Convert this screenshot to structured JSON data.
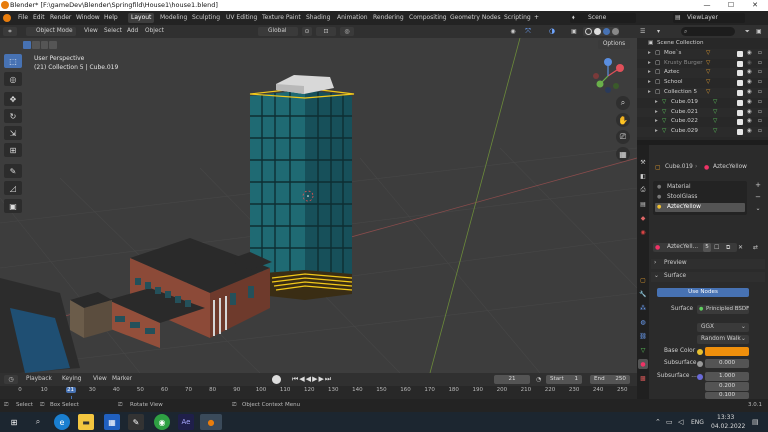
{
  "window": {
    "title": "Blender* [F:\\gameDev\\Blender\\Springfild\\House1\\house1.blend]",
    "minimize": "—",
    "maximize": "☐",
    "close": "✕"
  },
  "menu": {
    "items": [
      "File",
      "Edit",
      "Render",
      "Window",
      "Help"
    ],
    "workspaces": [
      "Layout",
      "Modeling",
      "Sculpting",
      "UV Editing",
      "Texture Paint",
      "Shading",
      "Animation",
      "Rendering",
      "Compositing",
      "Geometry Nodes",
      "Scripting"
    ],
    "active_workspace": "Layout",
    "add_tab": "+",
    "scene": "Scene",
    "view_layer": "ViewLayer"
  },
  "viewport_header": {
    "mode": "Object Mode",
    "menus": [
      "View",
      "Select",
      "Add",
      "Object"
    ],
    "transform_orientation": "Global",
    "options": "Options"
  },
  "viewport": {
    "view_name": "User Perspective",
    "collection_info": "(21) Collection 5 | Cube.019"
  },
  "timeline": {
    "menus": [
      "Playback",
      "Keying",
      "View",
      "Marker"
    ],
    "current_frame": "21",
    "start_label": "Start",
    "start": "1",
    "end_label": "End",
    "end": "250",
    "ticks": [
      "0",
      "10",
      "21",
      "30",
      "40",
      "50",
      "60",
      "70",
      "80",
      "90",
      "100",
      "110",
      "120",
      "130",
      "140",
      "150",
      "160",
      "170",
      "180",
      "190",
      "200",
      "210",
      "220",
      "230",
      "240",
      "250"
    ]
  },
  "statusbar": {
    "select": "Select",
    "box_select": "Box Select",
    "rotate_view": "Rotate View",
    "context_menu": "Object Context Menu",
    "version": "3.0.1"
  },
  "outliner": {
    "search_placeholder": "",
    "rows": [
      {
        "name": "Scene Collection",
        "indent": 0,
        "type": "scene"
      },
      {
        "name": "Moe`s",
        "indent": 1,
        "type": "collection"
      },
      {
        "name": "Krusty Burger",
        "indent": 1,
        "type": "collection"
      },
      {
        "name": "Aztec",
        "indent": 1,
        "type": "collection"
      },
      {
        "name": "School",
        "indent": 1,
        "type": "collection"
      },
      {
        "name": "Collection 5",
        "indent": 1,
        "type": "collection"
      },
      {
        "name": "Cube.019",
        "indent": 2,
        "type": "mesh"
      },
      {
        "name": "Cube.021",
        "indent": 2,
        "type": "mesh"
      },
      {
        "name": "Cube.022",
        "indent": 2,
        "type": "mesh"
      },
      {
        "name": "Cube.029",
        "indent": 2,
        "type": "mesh"
      }
    ]
  },
  "properties": {
    "object_name": "Cube.019",
    "material_name": "AztecYellow",
    "slots": [
      "Material",
      "StoolGlass",
      "AztecYellow"
    ],
    "selected_slot": "AztecYellow",
    "datablock": "AztecYell...",
    "user_count": "5",
    "preview": "Preview",
    "surface_section": "Surface",
    "use_nodes": "Use Nodes",
    "surface_label": "Surface",
    "surface_shader": "Principled BSDF",
    "distribution": "GGX",
    "subsurface_method": "Random Walk",
    "base_color_label": "Base Color",
    "base_color": "#f0900c",
    "subsurface_label": "Subsurface",
    "subsurface_value": "0.000",
    "subsurface_radius_label": "Subsurface ...",
    "subsurface_radius": [
      "1.000",
      "0.200",
      "0.100"
    ]
  },
  "taskbar": {
    "language": "ENG",
    "time": "13:33",
    "date": "04.02.2022"
  },
  "colors": {
    "accent": "#4772b3",
    "orange": "#f0900c",
    "selection": "#334d80"
  }
}
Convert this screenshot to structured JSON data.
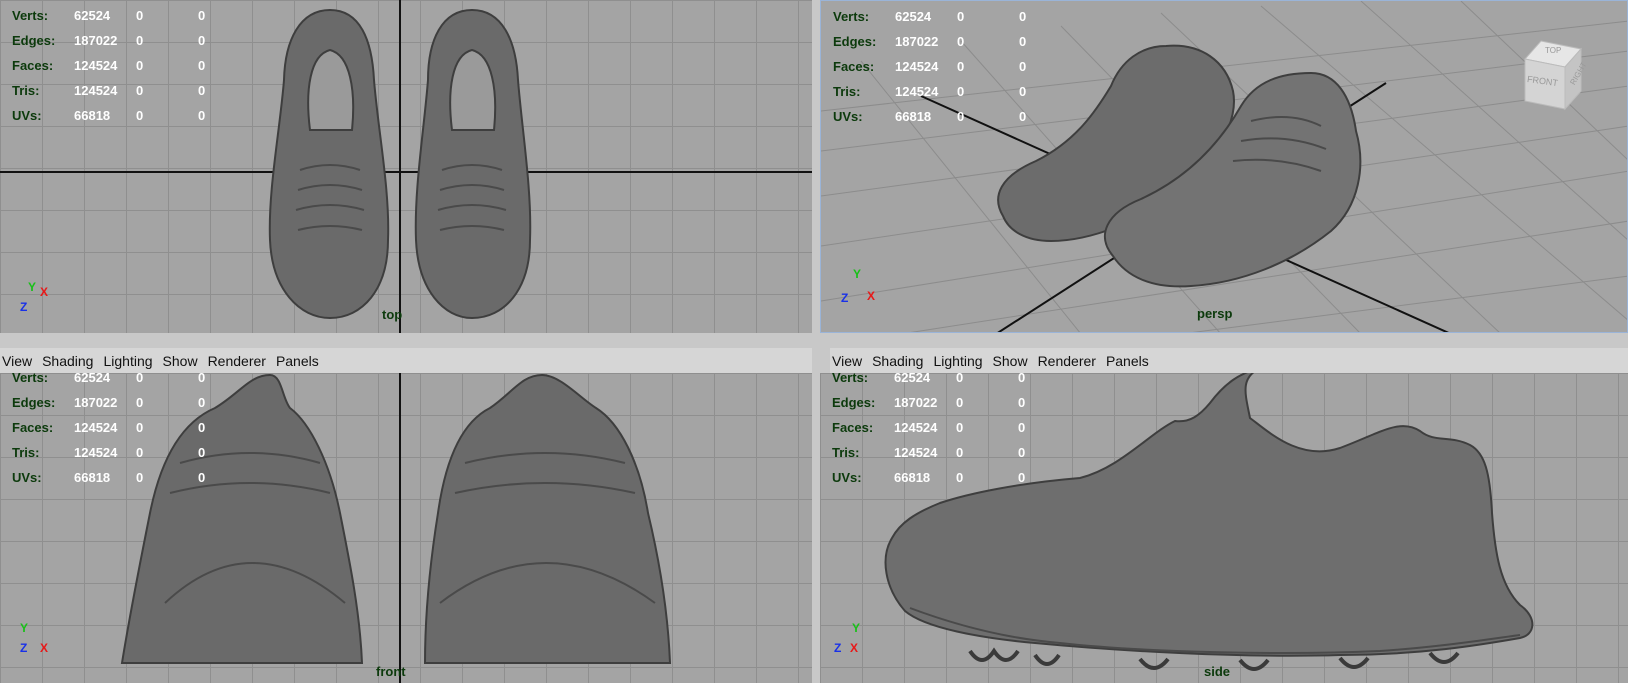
{
  "menu": [
    "View",
    "Shading",
    "Lighting",
    "Show",
    "Renderer",
    "Panels"
  ],
  "hud": {
    "rows": [
      {
        "label": "Verts:",
        "value": "62524",
        "c1": "0",
        "c2": "0"
      },
      {
        "label": "Edges:",
        "value": "187022",
        "c1": "0",
        "c2": "0"
      },
      {
        "label": "Faces:",
        "value": "124524",
        "c1": "0",
        "c2": "0"
      },
      {
        "label": "Tris:",
        "value": "124524",
        "c1": "0",
        "c2": "0"
      },
      {
        "label": "UVs:",
        "value": "66818",
        "c1": "0",
        "c2": "0"
      }
    ]
  },
  "viewports": {
    "top": {
      "camera": "top"
    },
    "persp": {
      "camera": "persp"
    },
    "front": {
      "camera": "front"
    },
    "side": {
      "camera": "side"
    }
  },
  "viewcube": {
    "top": "TOP",
    "front": "FRONT",
    "right": "RIGHT"
  },
  "axes": {
    "x": "X",
    "y": "Y",
    "z": "Z"
  },
  "colors": {
    "viewport_bg": "#a4a4a4",
    "grid": "#8f8f8f",
    "hud_label": "#0c3a0c",
    "hud_value": "#ffffff",
    "axis_x": "#e81818",
    "axis_y": "#18c018",
    "axis_z": "#1830e8",
    "selected_border": "#9ab4d8"
  }
}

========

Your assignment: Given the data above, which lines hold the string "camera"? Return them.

Answer space:
      "camera": "top"
      "camera": "persp"
      "camera": "front"
      "camera": "side"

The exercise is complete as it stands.